» ABOUT THIS EXERCISE
From the records, return each line that has the word "date" in it.

-.-.-

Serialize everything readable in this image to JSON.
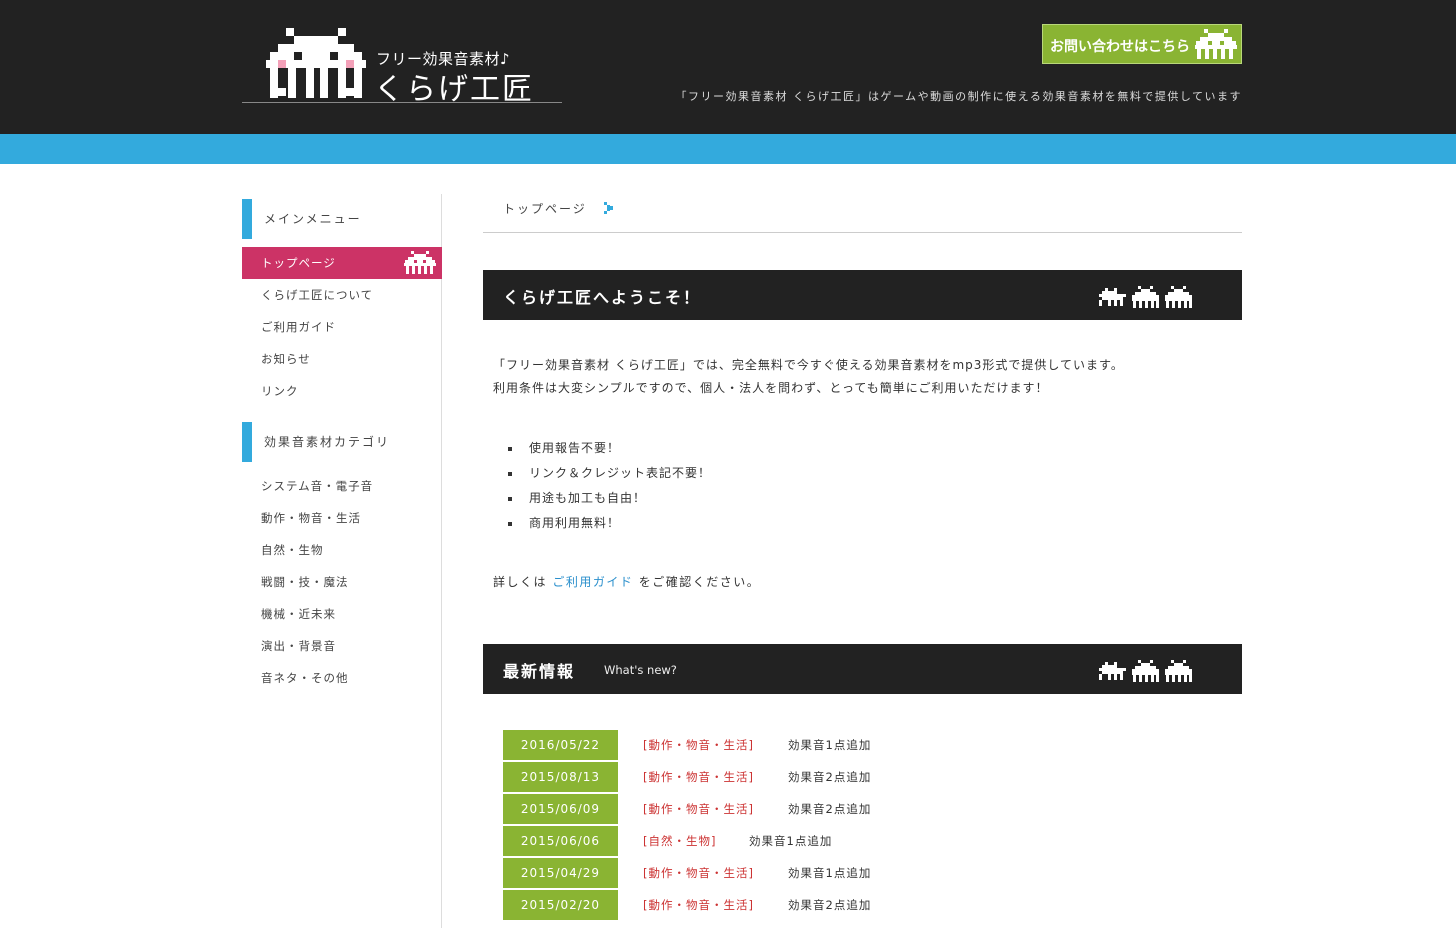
{
  "header": {
    "logo_sub": "フリー効果音素材♪",
    "logo_main": "くらげ工匠",
    "contact_button": "お問い合わせはこちら",
    "tagline": "「フリー効果音素材 くらげ工匠」はゲームや動画の制作に使える効果音素材を無料で提供しています"
  },
  "sidebar": {
    "main_menu_heading": "メインメニュー",
    "main_menu": [
      {
        "label": "トップページ",
        "active": true
      },
      {
        "label": "くらげ工匠について"
      },
      {
        "label": "ご利用ガイド"
      },
      {
        "label": "お知らせ"
      },
      {
        "label": "リンク"
      }
    ],
    "category_heading": "効果音素材カテゴリ",
    "categories": [
      {
        "label": "システム音・電子音"
      },
      {
        "label": "動作・物音・生活"
      },
      {
        "label": "自然・生物"
      },
      {
        "label": "戦闘・技・魔法"
      },
      {
        "label": "機械・近未来"
      },
      {
        "label": "演出・背景音"
      },
      {
        "label": "音ネタ・その他"
      }
    ]
  },
  "breadcrumb": {
    "current": "トップページ"
  },
  "welcome": {
    "title": "くらげ工匠へようこそ！",
    "intro_line1": "「フリー効果音素材 くらげ工匠」では、完全無料で今すぐ使える効果音素材をmp3形式で提供しています。",
    "intro_line2": "利用条件は大変シンプルですので、個人・法人を問わず、とっても簡単にご利用いただけます！",
    "features": [
      "使用報告不要！",
      "リンク＆クレジット表記不要！",
      "用途も加工も自由！",
      "商用利用無料！"
    ],
    "detail_prefix": "詳しくは",
    "detail_link": "ご利用ガイド",
    "detail_suffix": "をご確認ください。"
  },
  "news": {
    "title": "最新情報",
    "subtitle": "What's new?",
    "items": [
      {
        "date": "2016/05/22",
        "category": "[動作・物音・生活]",
        "text": "効果音1点追加"
      },
      {
        "date": "2015/08/13",
        "category": "[動作・物音・生活]",
        "text": "効果音2点追加"
      },
      {
        "date": "2015/06/09",
        "category": "[動作・物音・生活]",
        "text": "効果音2点追加"
      },
      {
        "date": "2015/06/06",
        "category": "[自然・生物]",
        "text": "効果音1点追加"
      },
      {
        "date": "2015/04/29",
        "category": "[動作・物音・生活]",
        "text": "効果音1点追加"
      },
      {
        "date": "2015/02/20",
        "category": "[動作・物音・生活]",
        "text": "効果音2点追加"
      }
    ]
  },
  "icons": {
    "logo": "jellyfish-invader-icon",
    "contact": "jellyfish-invader-icon",
    "breadcrumb": "pixel-arrow-icon",
    "section": "invader-trio-icon"
  },
  "colors": {
    "header_bg": "#222222",
    "accent_blue": "#33aadd",
    "active_pink": "#cc3366",
    "green": "#8ab433",
    "category_red": "#cc3333"
  }
}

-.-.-

» PROBLEM SOLUTION
        "date": "2016/05/22",
        "date": "2015/08/13",
        "date": "2015/06/09",
        "date": "2015/06/06",
        "date": "2015/04/29",
        "date": "2015/02/20",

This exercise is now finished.